I am an anxious person.
When I was a kid, more than once one of my parents would say, “Mark, you’re a worry wart.” I hated that. It sounded weak and, now, through adult categories a bit categorical. But I suppose I was.
I was terrified of tornados, to the point of grabbing my favorite stuffed animal, a pillow and a blanket, and scurrying down to the basement every time the sky looked threatening or the clouds turned that green-black that Midwest storms often do, to wait out the inevitable doom of the coming twister. I remember on more than one occasion, being down in the basement, all by myself, wondering why no one else was with me. Sheepishly, I’d go back upstairs, and my Mom would be making lunch in the kitchen, my Dad would be calmly reading the newspaper in his recliner, my brothers would be playing in the backyard (what??), and I’d wonder if I was the only one who realized the alarming situation we were all in.
A number of years ago I did a sprint through the entire Bible, a plan to read it all in 90 days. (Think about that!) It was a challenge, one that extended closer to 100 days, but I still experienced the bird’s eye view of the Scriptures that such a fast read of such big ideas provided. One of my conclusions was that the most common human experience talked about in the Bible is not sin, but fear. How often do we find angels, or Jesus Himself, telling terrified people, “Don’t be afraid?” It would seem that we have a large capacity for fear and anxiety. On our incomplete journey, our unfinished symphony of a life, our pilgrimage on this earth where we live by faith not by sight, how we address fear strikes me as being so important, perhaps centrally important.
Years ago I heard Lorne Sanny, then-President of The Navigators, a Christian organization I worked with for a number of years, talk about dealing with anxiety. He used a phrase I liked, “90 minutes is par.” Whenever he felt overwhelmed with stress or anxiety, he would take time to simply offer his concerns one by one to the Lord, not necessarily expecting a solution to every problem, but simply the act of lifting them up. He would often do this lying in bed, literally lifting his hands to the sky as he lay there, releasing his concerns. He noted that at even his most stressed times as a leader of such a big ministry, it would normally not take more than 90 minutes to release whatever was troubling him, often with fresh insight on how to proceed with several situations. He remarked, “90 minutes is par.” I’ve tried this. It works for me, sometimes.
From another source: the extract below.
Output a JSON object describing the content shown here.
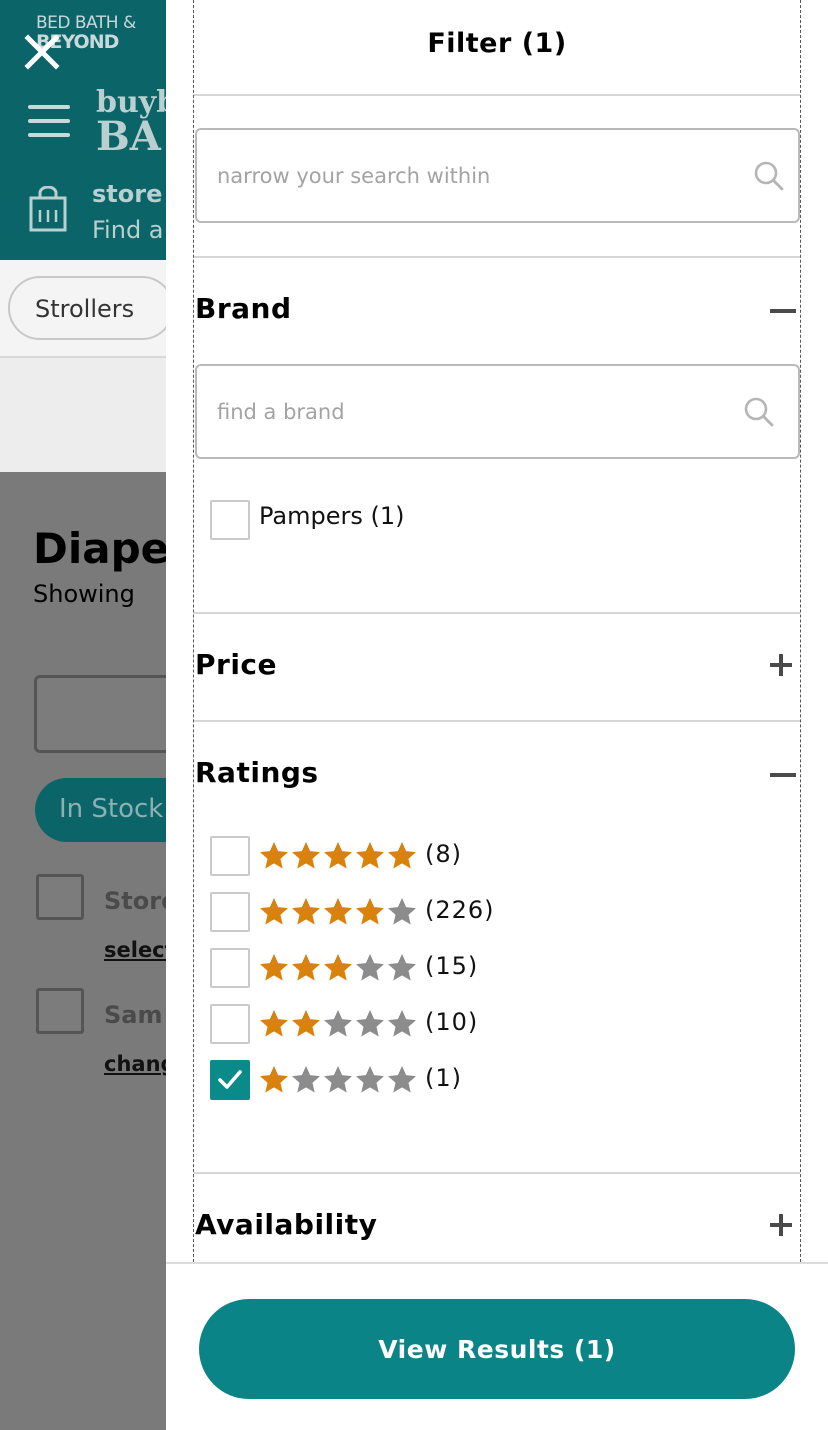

It seems like a very practical outworking of a favorite passage for many of us:
Do not be anxious about anything, but in every situation, by prayer and petition, with thanksgiving, present your requests to God. And the peace of God, which transcends all understanding, will guard your hearts and your minds in Christ Jesus.(Philippians 4:6,7)
Again, praying through this passage, with faith and patience, has often yielded a relief of anxiety for me. It is worth noting that Paul writes this passage from prison. This gives extra teeth to its message.
But I am suspicious of techniques and formulas, and have found that anxiety in my own life does not just go gently into the night. Anxiety is the great interrupter, the great disrupter. Try as I might to banish it from my thoughts and feelings, it arises unbeckoned, interfering with sleep, prayer, calmness, centeredness, attention, and focus. Dealing with fear is going to require a protracted battle, a leaning into the experience, and maybe more than one or two angels declaring, “Do not fear.”
In this same passage on anxiety in Philippians, Paul prefaces his exhortation to “not be anxious about anything” with the simplest of statements: “The Lord is at hand.” (Philippians 4:5) Whoa. Am I the only one who finds these kinds of short, one syllable per word declarations in Scripture to be among the most comforting? It’s almost like what I might say to my 6 year old grandson, “It will be okay. Try it.”
The Lord is at hand. Not, feel that the Lord is at hand. Not, isn’t it good to know that the Lord is at hand. Simpler, more gut-level than that. The. Lord. Is. At. Hand.
Okay, I can hold on to that when the anxiety comes, when I’m not sure what to do, when I fear that my action (or inaction) in a given situation could blow up in my face, when a relationship I’m in reaches a crisis point, when there isn’t enough money or time or love or rest.
The Lord is at hand.